I want to consider art as a public service. Wildness in art is about art being supported as a part of the fundamental way society functions. Especially considering its major role in honing our current perspectives and our sense of visual memory. For art to arise naturally in public and shared spaces, organically and practically it would simply require a philosophical shift encouraging us to find ways to support and engage with art through a variety of simple approaches. This would initiate its growth organically. As if it grows out the grass, as a part of the daily landscape that we typically navigate. Like an outcropping of daily life. Organically shifting and changing.
Supporting this model would require two substantial steps: money and everyday citizens participating in the artistic process on a daily basis. Both are much easier to implement than a lot of us consider. Citizen participation involves artists; they could submit one-page proposals for creating some type of work in any medium, including performance and social practice, in a specific neighborhood. Artists submit proposals. City officials and the local communities would vote (by elected leaders and ballot proposals) on the projects to be commissioned in each neighborhood with each group’s vote weighted fifty/fifty. Then the artist whose proposal was selected would be embedded in a specific neighborhood for up to five months, not necessarily continuously, to make their project. This could be publicized to the community via flyers and city signs and other public announcements. These would include the artist’s picture and contact info. The project would have to be executed by the end of a calendar year and exist in a public space or be publicly accessible in some form in the neighborhood. The artist could hold weekly meeting hours which could include Saturdays, where local people could meet to give their input or share their ideas, regardless of their profession. There are various ways in which ideas and suggestions could be shared with the artists. They could be communicated in person, or via a virtual suggestion box, and could be delivered at any stage in the project’s iteration. The expense is scalable and more importantly minimal. If you take NYC for example, a city with a 98.5 billion dollar budget, 2 million dollars would pay for more than sixty-five commissions of 30 thousand dollars. This would fund a commission in each of NYC’s community districts and leave funding for an additional seven projects. Other municipalities could adjust for scale and cost of living accordingly.
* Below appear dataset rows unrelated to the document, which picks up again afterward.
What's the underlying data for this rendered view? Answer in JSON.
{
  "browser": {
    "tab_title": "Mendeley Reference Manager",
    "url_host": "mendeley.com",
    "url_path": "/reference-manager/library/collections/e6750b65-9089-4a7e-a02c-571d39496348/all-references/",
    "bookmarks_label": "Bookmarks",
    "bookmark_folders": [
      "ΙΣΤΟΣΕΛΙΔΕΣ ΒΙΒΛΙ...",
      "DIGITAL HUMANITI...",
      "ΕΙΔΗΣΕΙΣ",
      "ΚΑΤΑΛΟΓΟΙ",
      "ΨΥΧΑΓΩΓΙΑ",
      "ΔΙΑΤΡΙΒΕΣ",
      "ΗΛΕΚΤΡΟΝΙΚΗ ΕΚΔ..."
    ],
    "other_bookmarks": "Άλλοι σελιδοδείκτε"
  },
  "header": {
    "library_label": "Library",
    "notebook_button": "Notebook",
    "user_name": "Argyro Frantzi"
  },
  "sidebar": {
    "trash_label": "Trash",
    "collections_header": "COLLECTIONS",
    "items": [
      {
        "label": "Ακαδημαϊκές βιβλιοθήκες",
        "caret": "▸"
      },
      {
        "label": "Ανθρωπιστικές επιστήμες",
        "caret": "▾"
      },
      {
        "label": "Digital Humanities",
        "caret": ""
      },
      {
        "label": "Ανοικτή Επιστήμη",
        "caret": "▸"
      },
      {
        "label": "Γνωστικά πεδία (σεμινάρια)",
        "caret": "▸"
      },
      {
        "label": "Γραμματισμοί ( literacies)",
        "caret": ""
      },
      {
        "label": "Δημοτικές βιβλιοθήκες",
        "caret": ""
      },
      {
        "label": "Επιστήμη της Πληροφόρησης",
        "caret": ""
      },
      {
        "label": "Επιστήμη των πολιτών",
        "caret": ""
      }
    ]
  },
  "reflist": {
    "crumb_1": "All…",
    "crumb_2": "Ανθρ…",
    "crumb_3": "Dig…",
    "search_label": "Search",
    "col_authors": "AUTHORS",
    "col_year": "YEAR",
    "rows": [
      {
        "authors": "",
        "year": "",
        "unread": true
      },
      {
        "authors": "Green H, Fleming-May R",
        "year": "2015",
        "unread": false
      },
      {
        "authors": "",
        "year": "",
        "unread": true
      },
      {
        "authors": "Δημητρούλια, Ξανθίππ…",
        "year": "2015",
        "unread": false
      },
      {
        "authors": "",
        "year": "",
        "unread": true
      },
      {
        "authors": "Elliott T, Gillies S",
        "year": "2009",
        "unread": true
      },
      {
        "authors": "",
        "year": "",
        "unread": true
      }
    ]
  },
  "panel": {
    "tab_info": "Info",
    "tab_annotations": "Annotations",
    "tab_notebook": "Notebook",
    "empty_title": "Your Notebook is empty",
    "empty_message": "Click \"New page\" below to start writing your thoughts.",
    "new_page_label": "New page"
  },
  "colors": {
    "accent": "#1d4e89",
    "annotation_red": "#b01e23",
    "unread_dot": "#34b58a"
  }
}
This model allows creative professionals to step into and embrace their role as civil servants, and grants access to the arts and the creative process in a participatory way, within a daily lived experience, that is not often accessible to the general public. The critical element is that they will have agency, not necessarily the final say in images and stories that are shared publicly within the geographic space they share with their neighbors. It is also critical that this is an ongoing effort that continues from year to year so there are ongoing public expectations as well as accountability on the parts of all parties involved. How would people respond to their neighborhood artist if they knew they could just at ’em and possibly have a say in the next public art piece that happens in their neighborhood? Would it be difficult to start a social tradition where if someone made something creative in public and you liked it you would simply contribute something to it? These contributions could exist in a variety of practical, direct, and service-based forms. It reminds me of why I am so obsessed with those public community refrigerators. They are smart and surprisingly simple examples of how everyone can easily contribute to making a thing that is useful to many people who live in their neighborhood. Why couldn’t we apply a similar approach to public art under an intentional and strategic structure? It happens digitally to some extent, but in that form it does not resonate as profoundly. I still think we feel as though we can always turn it off. I am curious about embedded art; in scenarios where people have to live with it, but where they are not used to living with it.
This feels like an act of freedom. Symbolic of a truly free society which allows, promotes, and supports accessibility to the arts, for most people on a regular basis. It may be supported through various avenues, long or short-term needs. The community needs could still exist in multiple ways. Utilizing new technology and media can be critical for enhancing these types of engagements as well. Extended reality which includes virtual reality, augmented reality, immersive experiences and films, as well as virtual games have become additional mediums for developing audience engagement and artistic impact within the general public. These new mediums can also serve as stand-ins for experiencing public spaces without actually having to navigate public space.